The things we leave behind

The things we leave behind

Lucia Zettler, Website Manager

My family crowded around a granite stone engraved with my grandmother’s name. A tall oak towered over us, it’s overhang shading us from the muggy Ohio heat. I listened to the soft buzz of my grandfather’s beehive as he spoke.

“Linda was a complicated woman,” Grandpa Zack spoke slowly and solemnly of my grandmother.

I picked at my cuticle nervously, shifting my feet.

Think about what you are going to say, I chided myself. But really it wasn’t difficult. As I listened to Grandpa Zack retell my grandmother’s life, dozens of memories replay in my head.

I remember looking at her as she sat in the living room of their Ohio cabin on their faded blue couch that smelled of moldy mothballs. An array of art supplies lay scattered on the kitchen table where I sat, frustrated by my inability to create art like hers. Where her strokes were careful and graceful, mine were sloppy and too thick.

My grandmother’s love for art was apparent in the various paintings scattered around the cabin and in the gift boxes that arrived at our house, usually full of art supplies. Despite my lack of talent, I always found a use for her paper and paints, creating amature pieces to show her. When she was sick, I used her paper to make a get well card, with the phrase ‘‘Don’t Stop Believin’’ painted onto it. The words were messy, and I no doubt used the paint incorrectly, but she kept it, turning my art into dozens of little cards. Later, she sent them to me, accompanied by a letter written in her elegant cursive.

More often than not, the art supplies were the only thing in those boxes that she ever actually bought. The other gifts were little things she found around the house. I imagined her and my grandfather parading around their house in West Virginia searching for things they thought my sister and I might like.

Opening her gifts was almost always an adventure, peeling back the tape of the shipping box to discover what peculiar items we would find.

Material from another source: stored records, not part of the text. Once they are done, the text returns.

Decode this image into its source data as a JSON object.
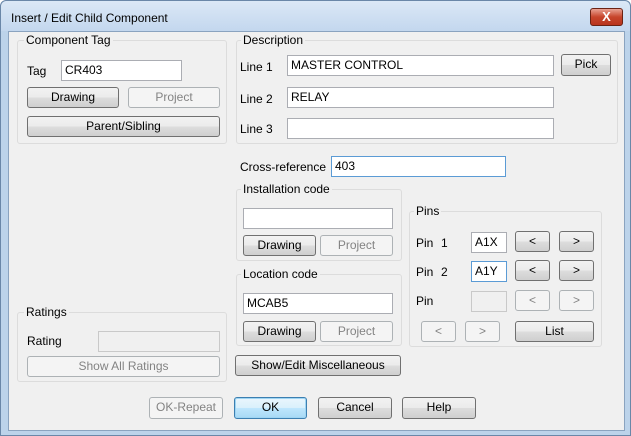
{
  "window": {
    "title": "Insert / Edit Child Component",
    "close_glyph": "X"
  },
  "component_tag": {
    "title": "Component Tag",
    "tag_label": "Tag",
    "tag_value": "CR403",
    "drawing_button": "Drawing",
    "project_button": "Project",
    "parent_sibling_button": "Parent/Sibling"
  },
  "description": {
    "title": "Description",
    "line1_label": "Line 1",
    "line1_value": "MASTER CONTROL",
    "line2_label": "Line 2",
    "line2_value": "RELAY",
    "line3_label": "Line 3",
    "line3_value": "",
    "pick_button": "Pick"
  },
  "cross_reference": {
    "label": "Cross-reference",
    "value": "403"
  },
  "installation_code": {
    "title": "Installation code",
    "value": "",
    "drawing_button": "Drawing",
    "project_button": "Project"
  },
  "location_code": {
    "title": "Location code",
    "value": "MCAB5",
    "drawing_button": "Drawing",
    "project_button": "Project"
  },
  "pins": {
    "title": "Pins",
    "rows": [
      {
        "label": "Pin",
        "num": "1",
        "value": "A1X",
        "prev": "<",
        "next": ">"
      },
      {
        "label": "Pin",
        "num": "2",
        "value": "A1Y",
        "prev": "<",
        "next": ">"
      },
      {
        "label": "Pin",
        "num": "",
        "value": "",
        "prev": "<",
        "next": ">"
      }
    ],
    "page_prev": "<",
    "page_next": ">",
    "list_button": "List"
  },
  "ratings": {
    "title": "Ratings",
    "rating_label": "Rating",
    "rating_value": "",
    "show_all_button": "Show All Ratings"
  },
  "misc_button": "Show/Edit Miscellaneous",
  "footer": {
    "ok_repeat": "OK-Repeat",
    "ok": "OK",
    "cancel": "Cancel",
    "help": "Help"
  }
}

Sometimes she would put tiny old dolls in the boxes, their little dresses frayed and faded; or worn out puzzles with their backs peeling from years of use.

My grandmother died in November of 2020, and the boxes and art supplies stopped coming. In our basement, my family still has a drawer of thick paper and paint brushes from her, which usually stay untouched. Recently, I found a letter she sent me along with all the birthday cards she wrote me while cleaning out my junk drawers. While reading it, I recalled everything that my grandmother was.

She certainly wasn’t perfect, but she was a unique person who had a passion for her family and the world around her. Despite our arguments, and those times when I felt like she didn’t understand me one bit, I am endlessly grateful that she was a part of my life.